Turkey's supreme election board rejects opposition referendum annulment bid

Turkey's supreme election board rejects opposition referendum annulment bid
Turkey's top election authority rejected an opposition effort to annul Sunday's referendum despite widespread criticism and doubt over the integrity of the poll.
2 min read
19 April, 2017
Turkey's opposition attempted to appeal the referendum vote [Getty]

Turkey's top election authority rejected an opposition bid to annul the referendum on expanding President Recep Tayyip Erdogan's powers on Wednesday, after widespread doubts and complaints of vote-rigging, state media reported.

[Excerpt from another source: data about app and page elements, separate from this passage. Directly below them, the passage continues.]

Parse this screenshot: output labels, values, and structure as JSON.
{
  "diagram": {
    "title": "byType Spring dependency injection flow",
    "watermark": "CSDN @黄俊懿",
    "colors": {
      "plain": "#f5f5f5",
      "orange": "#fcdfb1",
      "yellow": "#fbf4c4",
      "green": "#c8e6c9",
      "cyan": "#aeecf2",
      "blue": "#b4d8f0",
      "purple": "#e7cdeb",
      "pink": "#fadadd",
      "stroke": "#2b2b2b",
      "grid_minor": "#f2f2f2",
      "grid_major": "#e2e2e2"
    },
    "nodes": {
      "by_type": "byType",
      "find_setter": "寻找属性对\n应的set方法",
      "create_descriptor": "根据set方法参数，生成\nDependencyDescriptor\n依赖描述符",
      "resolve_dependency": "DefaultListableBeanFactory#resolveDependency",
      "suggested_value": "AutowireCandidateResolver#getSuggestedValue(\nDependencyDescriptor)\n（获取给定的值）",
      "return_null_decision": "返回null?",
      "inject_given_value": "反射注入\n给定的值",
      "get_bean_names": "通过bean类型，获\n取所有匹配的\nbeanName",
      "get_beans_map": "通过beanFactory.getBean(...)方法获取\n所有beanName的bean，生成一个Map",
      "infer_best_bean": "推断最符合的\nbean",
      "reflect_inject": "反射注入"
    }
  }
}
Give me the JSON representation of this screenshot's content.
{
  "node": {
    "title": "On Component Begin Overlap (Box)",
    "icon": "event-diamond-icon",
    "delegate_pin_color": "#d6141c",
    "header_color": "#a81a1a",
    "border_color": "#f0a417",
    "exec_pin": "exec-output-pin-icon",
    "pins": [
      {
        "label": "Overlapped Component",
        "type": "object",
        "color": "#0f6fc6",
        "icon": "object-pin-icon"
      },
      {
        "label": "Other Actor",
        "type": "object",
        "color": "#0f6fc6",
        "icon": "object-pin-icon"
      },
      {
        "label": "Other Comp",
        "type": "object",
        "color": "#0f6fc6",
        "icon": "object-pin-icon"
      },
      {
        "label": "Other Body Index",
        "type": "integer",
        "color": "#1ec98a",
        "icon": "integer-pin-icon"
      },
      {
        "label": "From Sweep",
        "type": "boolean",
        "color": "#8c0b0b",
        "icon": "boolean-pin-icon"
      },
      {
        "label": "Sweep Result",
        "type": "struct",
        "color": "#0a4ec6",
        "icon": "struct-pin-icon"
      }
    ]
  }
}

Ten members of the Supreme Election Board (YSK) decided against annulling the vote, while only one voted in favour, the state-run Anadolu news agency reported. 

On Tuesday, the main opposition Republican People's Party (CHP) and the pro-Kurdish Peoples' Democratic Party (HDP) requested the poll be scrapped due to alleged violations, including vote rigging.

In an interview with CNN-Turk television, Bulent Tezcan, CHP deputy leader, said the court's decision sparked a "serious legitimacy crisis". 

"We will activate all legal channels," he said, adding that the party would map out its policy after meeting legal experts on Thursday.

On Sunday, the 'Yes' camp won 51.41 percent in a narrower-than-expected victory, but the opposition claimed the outcome would have been reversed in a fair poll. 

To the dismay of opposition parties and 'No' supporters, the YSK made a last-minute decision on Sunday to accept ballot documents in envelopes without an official stamp. 

That also sparked protests from individuals who opposed constitutional changes granting Erdogan strengthened executive powers and who formed long queues to submit their petitions. 

The changes - most of which are due to come into force after November 2019 - are some of the most far-reaching in the country since Mustafa Kemal Ataturk established the modern state in the ashes of the Ottoman Empire in 1923.

Meanwhile Erdogan angrily rejected the criticism, telling the monitors to "Know your place."